• _Data provided_:
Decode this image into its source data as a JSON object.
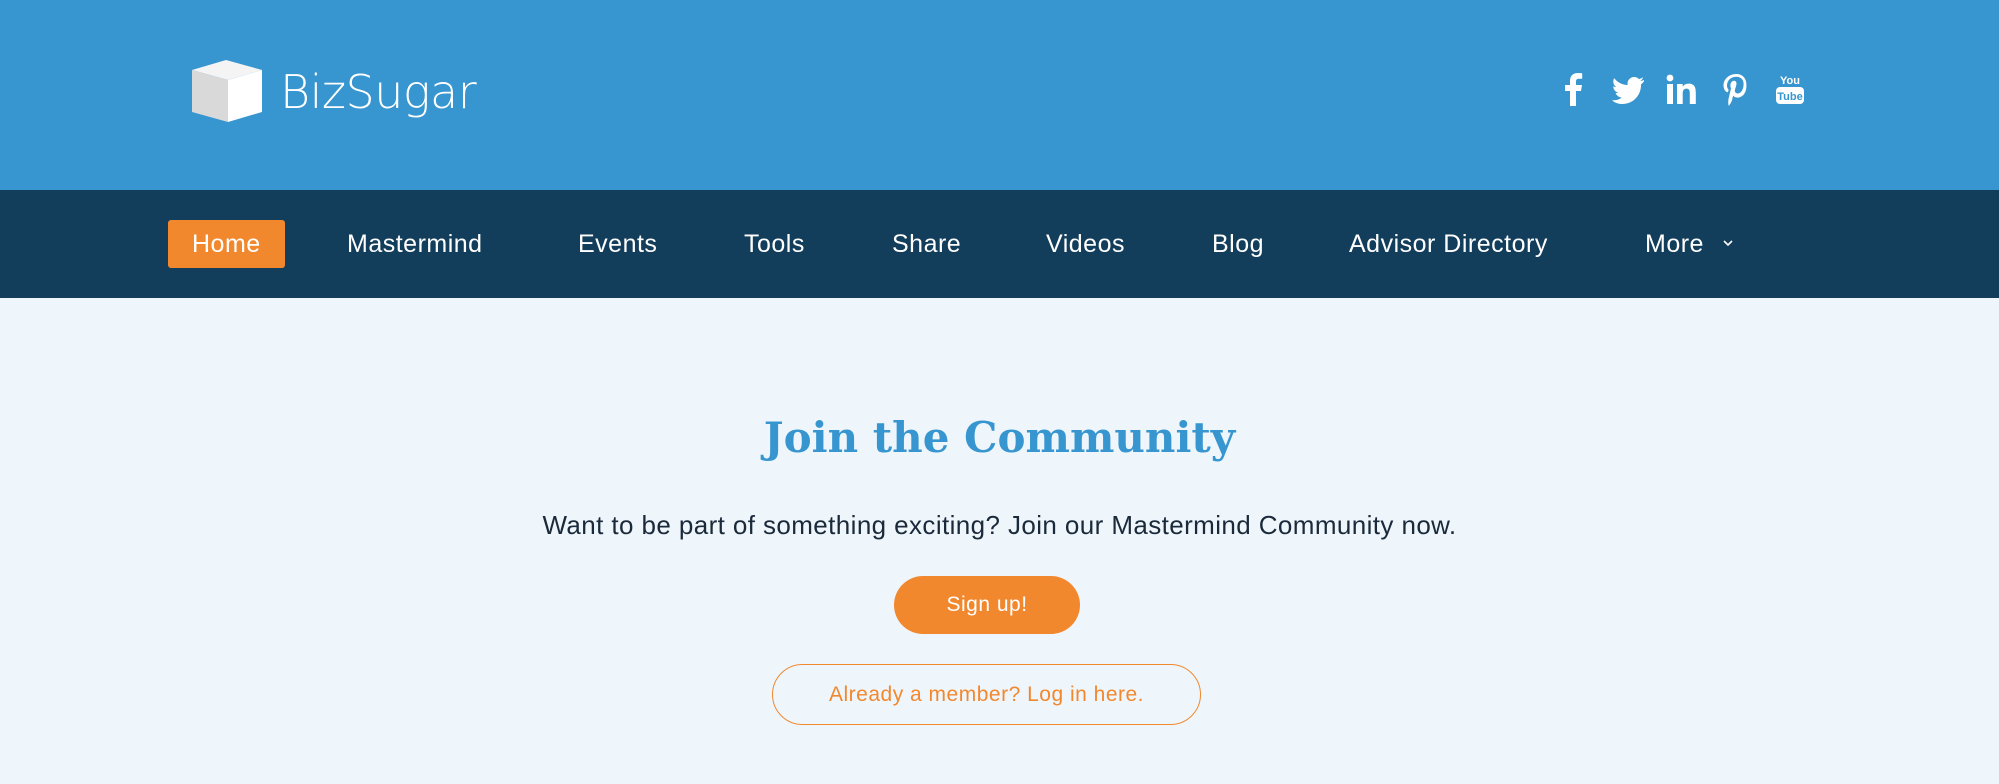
{
  "header": {
    "logo_text": "BizSugar",
    "social": [
      {
        "icon": "facebook-icon"
      },
      {
        "icon": "twitter-icon"
      },
      {
        "icon": "linkedin-icon"
      },
      {
        "icon": "pinterest-icon"
      },
      {
        "icon": "youtube-icon",
        "text_top": "You",
        "text_bottom": "Tube"
      }
    ]
  },
  "nav": {
    "items": [
      {
        "label": "Home",
        "active": true
      },
      {
        "label": "Mastermind"
      },
      {
        "label": "Events"
      },
      {
        "label": "Tools"
      },
      {
        "label": "Share"
      },
      {
        "label": "Videos"
      },
      {
        "label": "Blog"
      },
      {
        "label": "Advisor Directory"
      },
      {
        "label": "More"
      }
    ]
  },
  "main": {
    "title": "Join the Community",
    "subtitle": "Want to be part of something exciting? Join our Mastermind Community now.",
    "signup_label": "Sign up!",
    "login_label": "Already a member? Log in here."
  },
  "colors": {
    "header_bg": "#3795cf",
    "nav_bg": "#123d5b",
    "accent": "#f2882e",
    "page_bg": "#eef6fc",
    "title": "#3795cf"
  }
}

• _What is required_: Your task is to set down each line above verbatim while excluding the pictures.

• _Written response_:
Decode this image into its source data as a JSON object.
{
  "header": {
    "logo_text": "BizSugar",
    "social": [
      {
        "icon": "facebook-icon"
      },
      {
        "icon": "twitter-icon"
      },
      {
        "icon": "linkedin-icon"
      },
      {
        "icon": "pinterest-icon"
      },
      {
        "icon": "youtube-icon",
        "text_top": "You",
        "text_bottom": "Tube"
      }
    ]
  },
  "nav": {
    "items": [
      {
        "label": "Home",
        "active": true
      },
      {
        "label": "Mastermind"
      },
      {
        "label": "Events"
      },
      {
        "label": "Tools"
      },
      {
        "label": "Share"
      },
      {
        "label": "Videos"
      },
      {
        "label": "Blog"
      },
      {
        "label": "Advisor Directory"
      },
      {
        "label": "More"
      }
    ]
  },
  "main": {
    "title": "Join the Community",
    "subtitle": "Want to be part of something exciting? Join our Mastermind Community now.",
    "signup_label": "Sign up!",
    "login_label": "Already a member? Log in here."
  },
  "colors": {
    "header_bg": "#3795cf",
    "nav_bg": "#123d5b",
    "accent": "#f2882e",
    "page_bg": "#eef6fc",
    "title": "#3795cf"
  }
}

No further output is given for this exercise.